This story is a digest of a report originally published by the office of Governor Rick Perry. This digest is being posted by the Texas Lobby Group as a public service for Texas lobbyists, Texas political consultants, government advisors, and other interested political parties.
On September 9th 1982, the first privately funded rocket was launched into space. Developed during the US-Soviet Space Race, Conestoga 1 drew a great deal of praise from then President Ronald Reagan and a great deal of the world. “Some 200 reporters were dispatched to Matagorda Island, Texas, to cover what would either be a historic launch or routine disaster. The New York Times sent not-yet-veteran science correspondent Robert Reinhold. The former copy boy — a job you survive only by understanding that you must be willing to do anything to meet deadline — saw the event for both its remarkable achievement and quaint trappings.”
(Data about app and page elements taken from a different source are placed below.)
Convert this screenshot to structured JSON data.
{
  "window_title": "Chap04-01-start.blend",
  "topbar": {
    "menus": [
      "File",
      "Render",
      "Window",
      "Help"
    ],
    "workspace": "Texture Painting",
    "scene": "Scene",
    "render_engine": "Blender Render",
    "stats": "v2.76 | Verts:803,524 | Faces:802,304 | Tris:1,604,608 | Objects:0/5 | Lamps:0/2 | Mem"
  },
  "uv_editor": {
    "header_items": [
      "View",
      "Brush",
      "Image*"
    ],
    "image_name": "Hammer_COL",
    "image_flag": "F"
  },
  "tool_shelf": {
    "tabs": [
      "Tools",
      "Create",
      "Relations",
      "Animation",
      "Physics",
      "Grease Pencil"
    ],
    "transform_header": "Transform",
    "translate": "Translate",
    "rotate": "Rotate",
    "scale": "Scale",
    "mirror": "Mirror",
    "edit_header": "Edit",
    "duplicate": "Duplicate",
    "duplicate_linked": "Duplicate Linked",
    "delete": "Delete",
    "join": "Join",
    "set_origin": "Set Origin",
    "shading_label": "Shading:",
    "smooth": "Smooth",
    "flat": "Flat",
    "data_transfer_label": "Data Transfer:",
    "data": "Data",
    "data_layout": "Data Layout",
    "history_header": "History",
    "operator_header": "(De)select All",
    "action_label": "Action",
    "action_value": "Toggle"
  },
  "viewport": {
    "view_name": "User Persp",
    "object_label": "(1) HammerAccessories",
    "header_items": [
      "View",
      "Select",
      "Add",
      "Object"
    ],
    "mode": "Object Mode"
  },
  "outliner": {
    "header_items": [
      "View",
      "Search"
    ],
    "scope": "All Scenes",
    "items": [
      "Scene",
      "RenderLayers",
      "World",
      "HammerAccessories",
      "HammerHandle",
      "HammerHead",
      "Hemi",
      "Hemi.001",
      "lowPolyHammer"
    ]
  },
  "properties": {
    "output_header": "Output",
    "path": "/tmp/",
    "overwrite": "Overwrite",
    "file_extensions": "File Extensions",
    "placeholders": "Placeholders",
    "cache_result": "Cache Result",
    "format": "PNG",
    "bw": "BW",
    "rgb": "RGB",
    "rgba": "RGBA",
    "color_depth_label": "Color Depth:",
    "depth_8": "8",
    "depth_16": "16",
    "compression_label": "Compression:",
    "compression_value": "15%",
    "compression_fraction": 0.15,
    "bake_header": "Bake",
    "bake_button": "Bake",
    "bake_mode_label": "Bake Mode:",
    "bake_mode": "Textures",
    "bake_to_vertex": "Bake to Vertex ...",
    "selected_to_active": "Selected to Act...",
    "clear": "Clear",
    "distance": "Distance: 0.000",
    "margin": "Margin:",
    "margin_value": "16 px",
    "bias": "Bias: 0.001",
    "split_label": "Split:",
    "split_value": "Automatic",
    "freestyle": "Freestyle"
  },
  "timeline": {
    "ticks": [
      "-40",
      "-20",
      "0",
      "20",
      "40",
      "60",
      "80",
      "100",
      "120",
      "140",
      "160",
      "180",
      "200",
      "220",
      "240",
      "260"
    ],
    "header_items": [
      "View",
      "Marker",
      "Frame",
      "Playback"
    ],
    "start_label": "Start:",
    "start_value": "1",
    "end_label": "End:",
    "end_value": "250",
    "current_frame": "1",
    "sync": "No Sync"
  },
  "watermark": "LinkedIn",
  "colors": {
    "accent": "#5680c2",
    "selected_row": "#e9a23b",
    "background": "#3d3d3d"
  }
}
The Conestoga was named for the covered wagons that carried Americans west throughout the 19th century. It was launched from a cattle ranch here in Texas, a true icon of ingenuity and tenaciousness that Texas is known for. It was created and sent off with an intrinsic purpose, as well as to demonstrate that billions of dollars and NASA are not needed to send us to the stars.
Space Services, INC. was in charge of this rocket launch, and financing came from fifty seven different sources, together pooling six million dollars. Space Services is a combination of two organizations, Space Services of America is perhaps best known as the company that lets you name stars, and Celestis as the company that launches the ashes of loved ones into space. Together, they merged and formed Space Services, INC. At thirty six feet high, the rocket was a little on the small side. It’s simplicity does not correlate to it’s small size, this endeavor was quite a feat. Conestoga 1 was at the time called the first of it’s kind, the first commercial fuel space vehicle.
NASA was always friendly and good natured towards Space Services, giving them parts and encouraging it’s research and work. Throughout the years, Houston continues to be host to America’s space exploration. However, as Space Services succeeded, eventually they faltered as any serious competition against NASA. Their major corporate investor left them, and resources rapidly began to decrease following this. They lost it all, almost as quickly as they had gotten it.